We were invited to a presentation recently by Vickie Bacon, BrainPOP fan and VIB, at Hurstpierpoint College Prep School. She wanted to share something exciting that staff and students at Hurstpierpoint have been involved in: setting up a “Digital Pencil Case” scheme for Years 7 and 8 that used Apple mobile devices as the central technology.
An idea is born
It all began when Vickie attended an inspirational talk by an iPad “guru”. Maths teacher, Vickie, was convinced iPads could be extremely beneficial by giving the students freedom to learn and keeping learning relevant.
After discussions with the Headteacher and IT team, ICT was removed as a discreet subject in Years 7 and 8. Desktops and Macs which had previously been confined to an ICT suite were redistributed into classrooms and, with hard work from dedicated staff, all Year 7s were issued with an iPad on the first day of the autumn term. ICT was brought under the umbrella of other subjects with relative ease.
Each iPad was handed over to the kids fresh out of the box. All the kids needed to get started with individual iPads were an email and iTunes account.

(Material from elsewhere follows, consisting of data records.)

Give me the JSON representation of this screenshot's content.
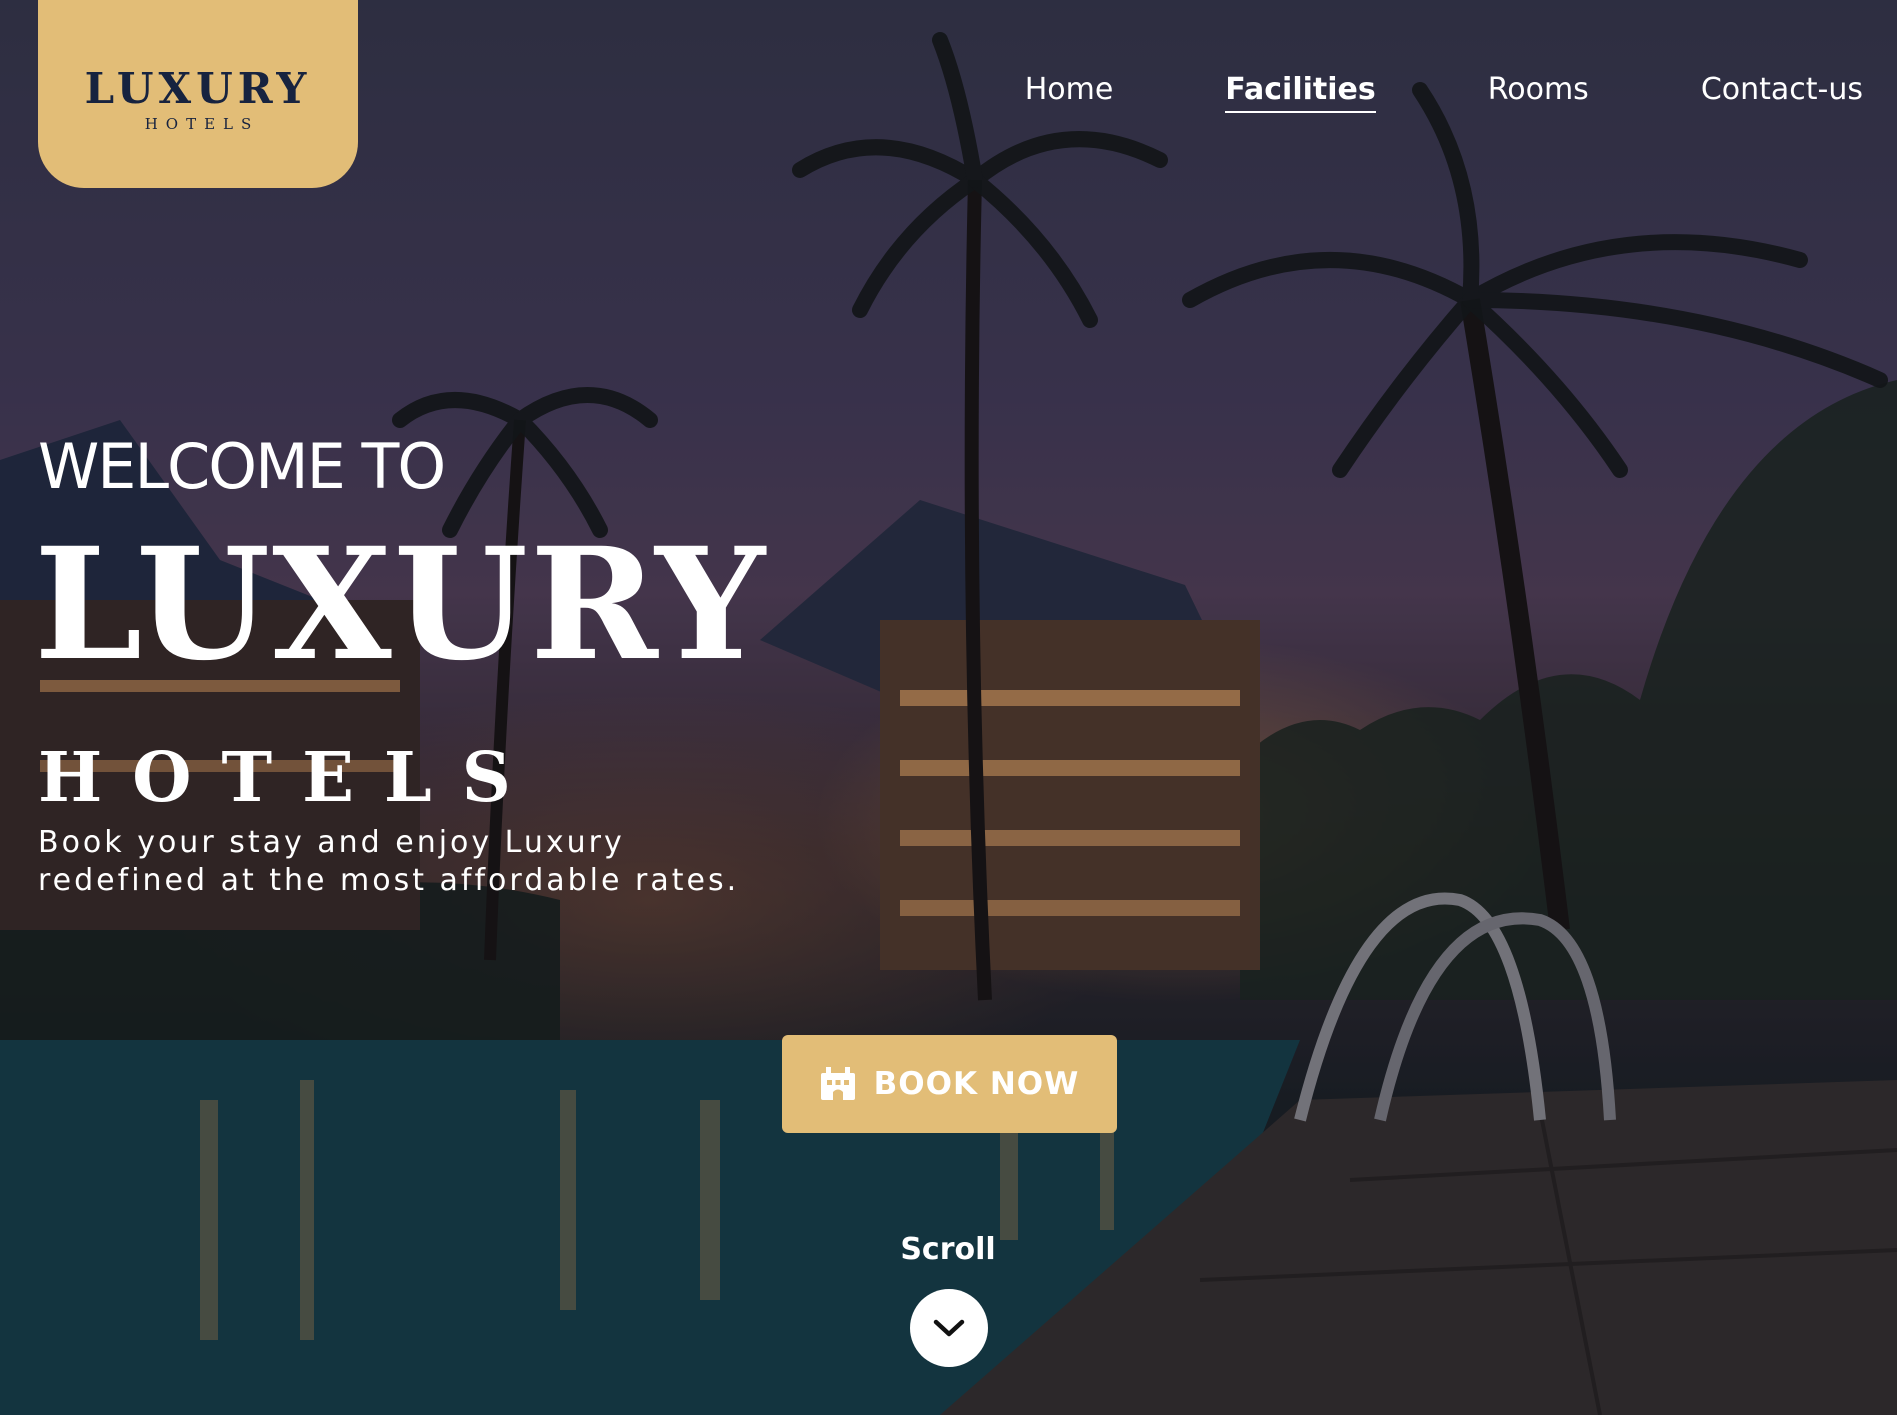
{
  "logo": {
    "main": "LUXURY",
    "sub": "HOTELS"
  },
  "nav": {
    "items": [
      {
        "label": "Home",
        "active": false
      },
      {
        "label": "Facilities",
        "active": true
      },
      {
        "label": "Rooms",
        "active": false
      },
      {
        "label": "Contact-us",
        "active": false
      }
    ]
  },
  "hero": {
    "welcome": "WELCOME TO",
    "title": "LUXURY",
    "subtitle": "HOTELS",
    "tagline_line1": "Book your stay and enjoy Luxury",
    "tagline_line2": "redefined at the most affordable rates."
  },
  "book_button": {
    "label": "BOOK NOW",
    "icon": "hotel-icon"
  },
  "scroll": {
    "label": "Scroll",
    "icon": "chevron-down-icon"
  },
  "colors": {
    "accent": "#e2bd77",
    "logo_text": "#17233f",
    "text": "#ffffff"
  }
}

They took them home and downloaded apps including: Keynote, Pages, Garageband, iMovie, Poplet, iBooks and iBookcreator.
Keeping ahead of the kids!
How were the children able to “buy” apps? Simple – apps were “gifted” to them. As Vickie repeated throughout her presentation – and was also demonstrated by children throughout the day – the real challenge for the teacher is to keep ahead of the kids!
“Learning boxes” were introduced to Year 7 and Year 8 lessons – these included mini boxes with a set of iPod touch devices and an iPad included in each. The teachers were each equipped with an iPad of their own for the summer break and attended a course to get them up to speed with the technology. The kids needed showing once then they were off!
Practical classroom application
Teachers introduced lesson plans with QR codes for the children to scan like this Michael Rosen Rap lesson:
The kids scanned the code at the top of the sheet with their iPod Touch, popped headphones in for a listen, and identified key features of the poem. If you use iOS devices in school we thoroughly recommend you trying it with a class, it was great fun!
We saw a great demonstration for using the ShowMe app: Vicki was able to show us one of her students working on a maths problem while she was teaching another group of students. It was fascinating as you could see the student’s thought process. Vickie could then use this student’s working as a lesson starter or plenary for another class. Live workings could also be emailed to the child’s record.
The world in your hands
One of the key factors before going ahead with this scheme was being able to trust the children. In school time, kids are restricted by the school firewalls but at home, they can access anything. Vickie likened putting an iPad in a 12 year old’s hands to putting the “whole world” in their hands. Teachers were COP trained and parents were also invited along to these sessions.
To keep on top of any misuse, teachers conduct random “iPad pulls” during lessons or during the school day in order to check the children’s history. Anything bad? They get a “black i”. If they get the all clear they receive a “rosy apple”
Hurstpierpoint use WebDAV for updating student records and tracking progress. Parents have access to these records too. It all felt incredibly open and has proved an ideal set up for parental engagement. On WikiServe the kids can blog and podcast their work and the school uses a portal to keep parents informed. The parents can see everything their child is doing in school – awards, grades, etc.
Drama, Comic Life, and other iPad tools
After a short break it was time for the Year 7 kids to show us what they’d been up to. Harry did some “modelling” at the front of the class to demonstrate different statuses in drama before the kids were dispersed amongst the crowd to show us their classwork.
Olly showed our little group how easy it was to slot the dramatic poses captured on the iPad into a comic strip in Comic Life, adding speech bubbles and narrative descriptions. It soon became clear how cross-curricular their drama lesson was turning out to be, bringing in elements of English, ICT and Art.
Alessa then delighted with a presentation which showed the cross-curricular nature of their patterns project:
- An iMovie clip she’d made demonstrating patterns in Art;
- A Garageband rap for patterns in French;
- A poplet to show patterns in Maths and the Nth term;
- And then she used poplet to combine French, Maths and Art
The morning closed with an iBook presentation from Ellie. She and her classmates had recently visited the Apple Education Conference in London and she had created an iBook diary of their day with lots of photos and captions. Sterling work!
It was inspiring to see students present their work to a room full of strangers with such confidence and eloquence. And great to see iPads being used to their full potential in the classroom. But Hurstpierpoint have a team of dedicated staff who had clearly recognised the commitment required to get the most out of such a large investment. On top of that, the relations between the school, the students, and their parents was strong enough that the school clearly felt they could entrust students with these expensive devices.
Could it work in other schools? Let us know what you think!